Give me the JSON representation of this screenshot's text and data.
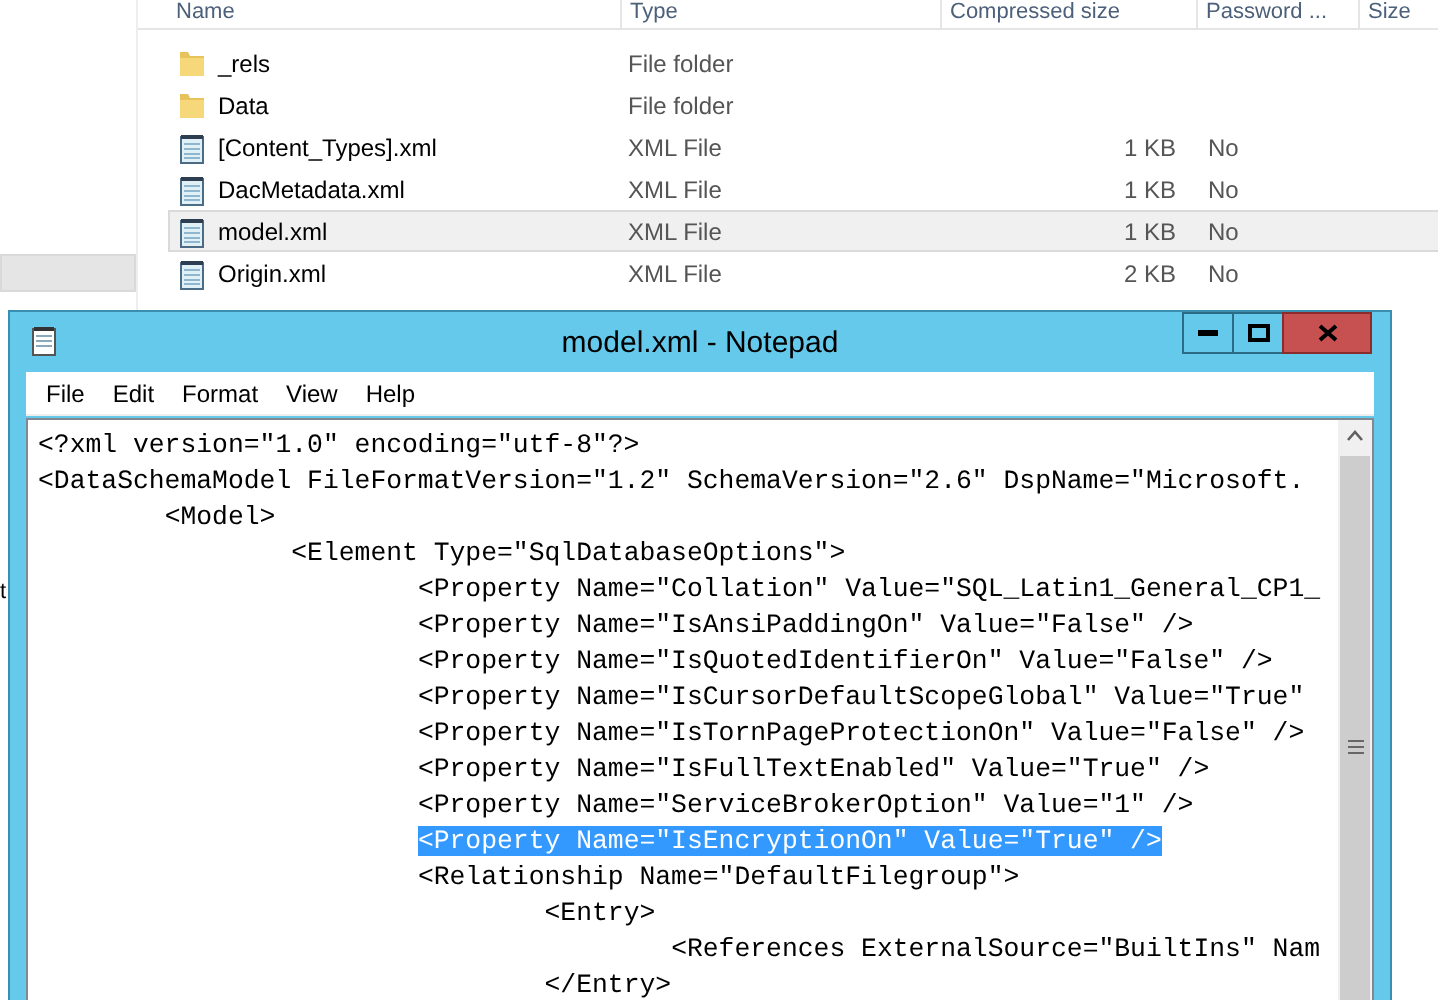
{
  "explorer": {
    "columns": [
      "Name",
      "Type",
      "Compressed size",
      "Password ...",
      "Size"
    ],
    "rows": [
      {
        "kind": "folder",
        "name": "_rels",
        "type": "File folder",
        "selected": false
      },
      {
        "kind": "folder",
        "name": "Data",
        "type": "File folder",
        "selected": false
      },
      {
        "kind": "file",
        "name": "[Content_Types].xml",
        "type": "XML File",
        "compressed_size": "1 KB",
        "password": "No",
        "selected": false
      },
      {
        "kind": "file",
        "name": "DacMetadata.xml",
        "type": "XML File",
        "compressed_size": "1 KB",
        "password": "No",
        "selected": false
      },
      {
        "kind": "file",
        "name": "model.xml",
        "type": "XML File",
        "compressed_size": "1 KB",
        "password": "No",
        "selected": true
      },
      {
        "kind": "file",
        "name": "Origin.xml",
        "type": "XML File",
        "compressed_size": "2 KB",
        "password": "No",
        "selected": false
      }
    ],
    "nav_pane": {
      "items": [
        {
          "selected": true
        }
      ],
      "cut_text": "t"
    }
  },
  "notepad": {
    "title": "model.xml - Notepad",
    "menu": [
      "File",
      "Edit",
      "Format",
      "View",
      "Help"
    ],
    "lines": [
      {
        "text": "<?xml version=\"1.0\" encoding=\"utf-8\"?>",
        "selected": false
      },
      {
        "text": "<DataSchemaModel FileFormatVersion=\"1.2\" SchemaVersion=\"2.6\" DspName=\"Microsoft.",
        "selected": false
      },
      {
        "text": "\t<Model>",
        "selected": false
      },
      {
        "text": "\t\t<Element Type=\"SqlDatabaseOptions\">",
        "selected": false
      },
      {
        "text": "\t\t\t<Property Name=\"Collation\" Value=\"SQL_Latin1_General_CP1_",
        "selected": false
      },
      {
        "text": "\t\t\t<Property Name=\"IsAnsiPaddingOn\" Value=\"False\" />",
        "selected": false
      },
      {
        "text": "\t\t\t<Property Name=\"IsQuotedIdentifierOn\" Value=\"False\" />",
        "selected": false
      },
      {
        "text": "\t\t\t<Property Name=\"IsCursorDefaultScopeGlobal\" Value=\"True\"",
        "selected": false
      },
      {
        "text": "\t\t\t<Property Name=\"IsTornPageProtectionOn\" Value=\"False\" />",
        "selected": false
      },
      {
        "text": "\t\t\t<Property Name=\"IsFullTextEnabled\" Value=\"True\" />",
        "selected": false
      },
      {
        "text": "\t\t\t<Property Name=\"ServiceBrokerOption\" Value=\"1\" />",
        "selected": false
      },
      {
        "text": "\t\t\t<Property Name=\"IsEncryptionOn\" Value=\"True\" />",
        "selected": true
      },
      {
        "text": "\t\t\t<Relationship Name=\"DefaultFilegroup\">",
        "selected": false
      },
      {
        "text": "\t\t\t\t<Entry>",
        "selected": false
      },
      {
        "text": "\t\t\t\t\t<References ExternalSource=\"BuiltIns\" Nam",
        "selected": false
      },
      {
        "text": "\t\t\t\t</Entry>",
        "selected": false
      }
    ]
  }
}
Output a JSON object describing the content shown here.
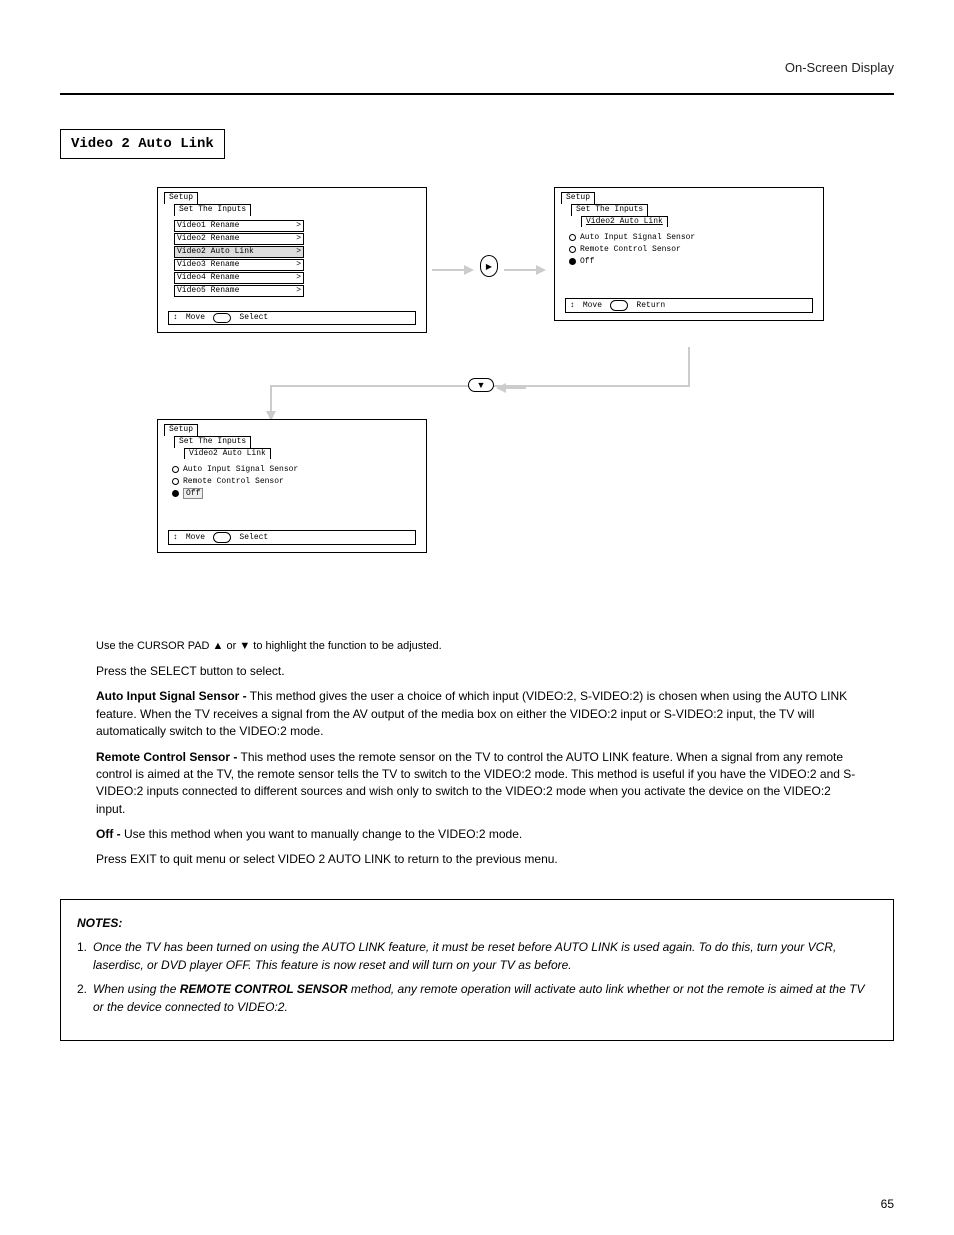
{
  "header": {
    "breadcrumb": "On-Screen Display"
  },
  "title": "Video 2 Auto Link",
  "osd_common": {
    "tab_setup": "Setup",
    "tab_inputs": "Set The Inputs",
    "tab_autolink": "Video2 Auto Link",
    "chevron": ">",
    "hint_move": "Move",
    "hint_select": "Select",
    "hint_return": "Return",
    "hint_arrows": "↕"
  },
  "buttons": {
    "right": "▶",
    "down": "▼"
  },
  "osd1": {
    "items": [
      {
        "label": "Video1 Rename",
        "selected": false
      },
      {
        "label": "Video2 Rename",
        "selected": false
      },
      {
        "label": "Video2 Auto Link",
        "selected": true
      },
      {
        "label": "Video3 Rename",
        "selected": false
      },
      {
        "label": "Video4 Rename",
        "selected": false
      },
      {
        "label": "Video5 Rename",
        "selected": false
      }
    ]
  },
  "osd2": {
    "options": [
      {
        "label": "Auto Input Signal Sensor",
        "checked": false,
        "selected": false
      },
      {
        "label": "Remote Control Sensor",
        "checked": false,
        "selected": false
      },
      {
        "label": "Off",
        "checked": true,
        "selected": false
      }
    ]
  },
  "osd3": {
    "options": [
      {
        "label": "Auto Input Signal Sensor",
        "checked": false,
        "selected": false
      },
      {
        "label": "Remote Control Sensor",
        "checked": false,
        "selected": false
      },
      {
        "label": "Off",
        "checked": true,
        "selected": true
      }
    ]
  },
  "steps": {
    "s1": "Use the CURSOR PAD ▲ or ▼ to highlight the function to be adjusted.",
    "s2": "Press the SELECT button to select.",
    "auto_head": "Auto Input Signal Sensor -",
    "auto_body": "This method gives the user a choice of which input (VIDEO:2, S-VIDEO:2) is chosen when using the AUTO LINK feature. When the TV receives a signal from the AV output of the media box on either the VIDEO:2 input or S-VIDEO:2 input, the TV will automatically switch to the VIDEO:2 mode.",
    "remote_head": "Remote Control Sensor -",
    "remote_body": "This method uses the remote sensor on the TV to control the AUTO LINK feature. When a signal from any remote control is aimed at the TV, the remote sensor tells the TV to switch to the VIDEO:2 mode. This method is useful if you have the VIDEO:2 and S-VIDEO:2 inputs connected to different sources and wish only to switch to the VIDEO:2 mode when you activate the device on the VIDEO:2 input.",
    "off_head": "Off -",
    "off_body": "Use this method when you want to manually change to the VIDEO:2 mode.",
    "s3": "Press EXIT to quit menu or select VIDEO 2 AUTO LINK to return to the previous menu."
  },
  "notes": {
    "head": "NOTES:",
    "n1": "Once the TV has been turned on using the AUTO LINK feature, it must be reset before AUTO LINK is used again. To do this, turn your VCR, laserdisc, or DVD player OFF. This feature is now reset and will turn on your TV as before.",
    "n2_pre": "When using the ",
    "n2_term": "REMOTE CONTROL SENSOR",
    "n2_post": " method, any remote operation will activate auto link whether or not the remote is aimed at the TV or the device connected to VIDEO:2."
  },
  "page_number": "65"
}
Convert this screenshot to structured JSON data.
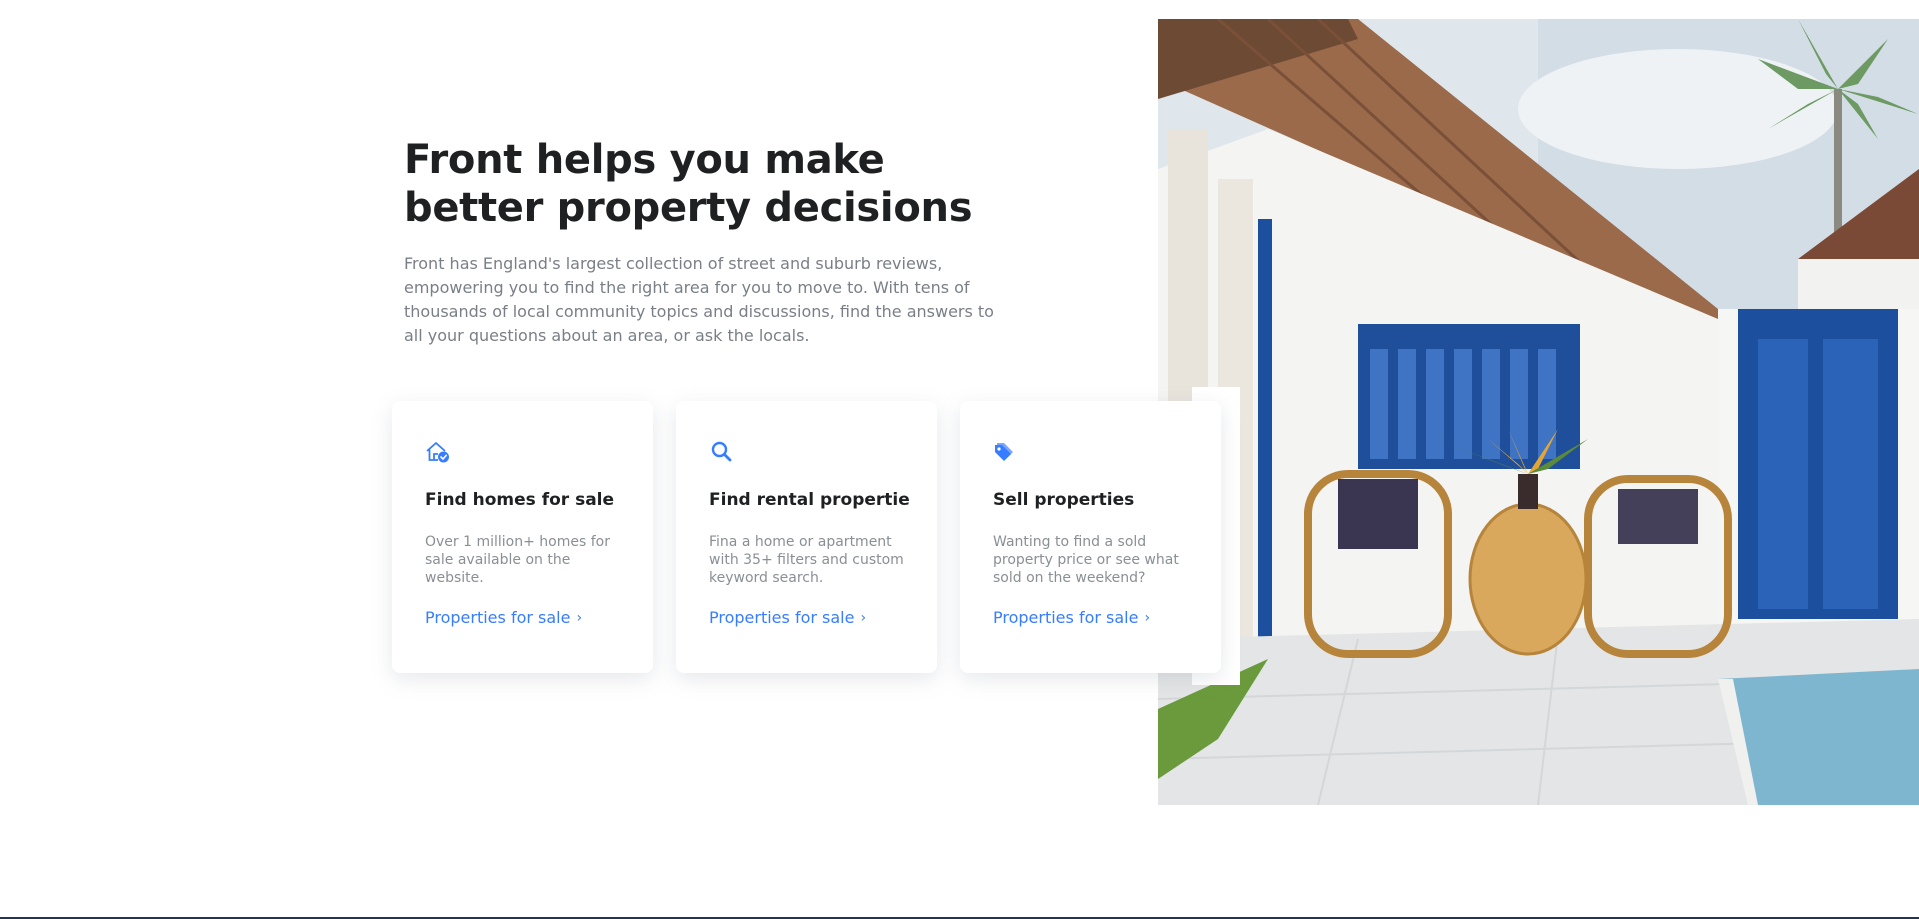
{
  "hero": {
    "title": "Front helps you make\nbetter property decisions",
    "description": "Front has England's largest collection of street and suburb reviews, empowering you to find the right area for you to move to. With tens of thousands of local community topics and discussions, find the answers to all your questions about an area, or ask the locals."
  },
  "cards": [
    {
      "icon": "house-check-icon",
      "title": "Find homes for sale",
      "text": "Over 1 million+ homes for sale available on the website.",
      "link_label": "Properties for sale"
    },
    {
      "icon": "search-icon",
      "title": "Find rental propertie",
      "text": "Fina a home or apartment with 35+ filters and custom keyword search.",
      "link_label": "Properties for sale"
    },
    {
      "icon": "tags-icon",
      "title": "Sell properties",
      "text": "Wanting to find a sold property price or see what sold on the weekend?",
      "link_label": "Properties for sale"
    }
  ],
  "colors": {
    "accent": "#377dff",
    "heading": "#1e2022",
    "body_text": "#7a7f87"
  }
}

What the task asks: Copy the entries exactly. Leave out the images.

Exercise result:
Give me the JSON representation of this screenshot's text and data.
{
  "explorer": {
    "columns": [
      "Name",
      "Type",
      "Compressed size",
      "Password ...",
      "Size"
    ],
    "rows": [
      {
        "kind": "folder",
        "name": "_rels",
        "type": "File folder",
        "selected": false
      },
      {
        "kind": "folder",
        "name": "Data",
        "type": "File folder",
        "selected": false
      },
      {
        "kind": "file",
        "name": "[Content_Types].xml",
        "type": "XML File",
        "compressed_size": "1 KB",
        "password": "No",
        "selected": false
      },
      {
        "kind": "file",
        "name": "DacMetadata.xml",
        "type": "XML File",
        "compressed_size": "1 KB",
        "password": "No",
        "selected": false
      },
      {
        "kind": "file",
        "name": "model.xml",
        "type": "XML File",
        "compressed_size": "1 KB",
        "password": "No",
        "selected": true
      },
      {
        "kind": "file",
        "name": "Origin.xml",
        "type": "XML File",
        "compressed_size": "2 KB",
        "password": "No",
        "selected": false
      }
    ],
    "nav_pane": {
      "items": [
        {
          "selected": true
        }
      ],
      "cut_text": "t"
    }
  },
  "notepad": {
    "title": "model.xml - Notepad",
    "menu": [
      "File",
      "Edit",
      "Format",
      "View",
      "Help"
    ],
    "lines": [
      {
        "text": "<?xml version=\"1.0\" encoding=\"utf-8\"?>",
        "selected": false
      },
      {
        "text": "<DataSchemaModel FileFormatVersion=\"1.2\" SchemaVersion=\"2.6\" DspName=\"Microsoft.",
        "selected": false
      },
      {
        "text": "\t<Model>",
        "selected": false
      },
      {
        "text": "\t\t<Element Type=\"SqlDatabaseOptions\">",
        "selected": false
      },
      {
        "text": "\t\t\t<Property Name=\"Collation\" Value=\"SQL_Latin1_General_CP1_",
        "selected": false
      },
      {
        "text": "\t\t\t<Property Name=\"IsAnsiPaddingOn\" Value=\"False\" />",
        "selected": false
      },
      {
        "text": "\t\t\t<Property Name=\"IsQuotedIdentifierOn\" Value=\"False\" />",
        "selected": false
      },
      {
        "text": "\t\t\t<Property Name=\"IsCursorDefaultScopeGlobal\" Value=\"True\"",
        "selected": false
      },
      {
        "text": "\t\t\t<Property Name=\"IsTornPageProtectionOn\" Value=\"False\" />",
        "selected": false
      },
      {
        "text": "\t\t\t<Property Name=\"IsFullTextEnabled\" Value=\"True\" />",
        "selected": false
      },
      {
        "text": "\t\t\t<Property Name=\"ServiceBrokerOption\" Value=\"1\" />",
        "selected": false
      },
      {
        "text": "\t\t\t<Property Name=\"IsEncryptionOn\" Value=\"True\" />",
        "selected": true
      },
      {
        "text": "\t\t\t<Relationship Name=\"DefaultFilegroup\">",
        "selected": false
      },
      {
        "text": "\t\t\t\t<Entry>",
        "selected": false
      },
      {
        "text": "\t\t\t\t\t<References ExternalSource=\"BuiltIns\" Nam",
        "selected": false
      },
      {
        "text": "\t\t\t\t</Entry>",
        "selected": false
      }
    ]
  }
}
Output a JSON object describing the content shown here.
{
  "header": {
    "breadcrumb": "On-Screen Display"
  },
  "title": "Video 2 Auto Link",
  "osd_common": {
    "tab_setup": "Setup",
    "tab_inputs": "Set The Inputs",
    "tab_autolink": "Video2 Auto Link",
    "chevron": ">",
    "hint_move": "Move",
    "hint_select": "Select",
    "hint_return": "Return",
    "hint_arrows": "↕"
  },
  "buttons": {
    "right": "▶",
    "down": "▼"
  },
  "osd1": {
    "items": [
      {
        "label": "Video1 Rename",
        "selected": false
      },
      {
        "label": "Video2 Rename",
        "selected": false
      },
      {
        "label": "Video2 Auto Link",
        "selected": true
      },
      {
        "label": "Video3 Rename",
        "selected": false
      },
      {
        "label": "Video4 Rename",
        "selected": false
      },
      {
        "label": "Video5 Rename",
        "selected": false
      }
    ]
  },
  "osd2": {
    "options": [
      {
        "label": "Auto Input Signal Sensor",
        "checked": false,
        "selected": false
      },
      {
        "label": "Remote Control Sensor",
        "checked": false,
        "selected": false
      },
      {
        "label": "Off",
        "checked": true,
        "selected": false
      }
    ]
  },
  "osd3": {
    "options": [
      {
        "label": "Auto Input Signal Sensor",
        "checked": false,
        "selected": false
      },
      {
        "label": "Remote Control Sensor",
        "checked": false,
        "selected": false
      },
      {
        "label": "Off",
        "checked": true,
        "selected": true
      }
    ]
  },
  "steps": {
    "s1": "Use the CURSOR PAD ▲ or ▼ to highlight the function to be adjusted.",
    "s2": "Press the SELECT button to select.",
    "auto_head": "Auto Input Signal Sensor -",
    "auto_body": "This method gives the user a choice of which input (VIDEO:2, S-VIDEO:2) is chosen when using the AUTO LINK feature. When the TV receives a signal from the AV output of the media box on either the VIDEO:2 input or S-VIDEO:2 input, the TV will automatically switch to the VIDEO:2 mode.",
    "remote_head": "Remote Control Sensor -",
    "remote_body": "This method uses the remote sensor on the TV to control the AUTO LINK feature. When a signal from any remote control is aimed at the TV, the remote sensor tells the TV to switch to the VIDEO:2 mode. This method is useful if you have the VIDEO:2 and S-VIDEO:2 inputs connected to different sources and wish only to switch to the VIDEO:2 mode when you activate the device on the VIDEO:2 input.",
    "off_head": "Off -",
    "off_body": "Use this method when you want to manually change to the VIDEO:2 mode.",
    "s3": "Press EXIT to quit menu or select VIDEO 2 AUTO LINK to return to the previous menu."
  },
  "notes": {
    "head": "NOTES:",
    "n1": "Once the TV has been turned on using the AUTO LINK feature, it must be reset before AUTO LINK is used again. To do this, turn your VCR, laserdisc, or DVD player OFF. This feature is now reset and will turn on your TV as before.",
    "n2_pre": "When using the ",
    "n2_term": "REMOTE CONTROL SENSOR",
    "n2_post": " method, any remote operation will activate auto link whether or not the remote is aimed at the TV or the device connected to VIDEO:2."
  },
  "page_number": "65"
}
Convert this screenshot to structured JSON data.
{
  "hero": {
    "title": "Front helps you make\nbetter property decisions",
    "description": "Front has England's largest collection of street and suburb reviews, empowering you to find the right area for you to move to. With tens of thousands of local community topics and discussions, find the answers to all your questions about an area, or ask the locals."
  },
  "cards": [
    {
      "icon": "house-check-icon",
      "title": "Find homes for sale",
      "text": "Over 1 million+ homes for sale available on the website.",
      "link_label": "Properties for sale"
    },
    {
      "icon": "search-icon",
      "title": "Find rental propertie",
      "text": "Fina a home or apartment with 35+ filters and custom keyword search.",
      "link_label": "Properties for sale"
    },
    {
      "icon": "tags-icon",
      "title": "Sell properties",
      "text": "Wanting to find a sold property price or see what sold on the weekend?",
      "link_label": "Properties for sale"
    }
  ],
  "colors": {
    "accent": "#377dff",
    "heading": "#1e2022",
    "body_text": "#7a7f87"
  }
}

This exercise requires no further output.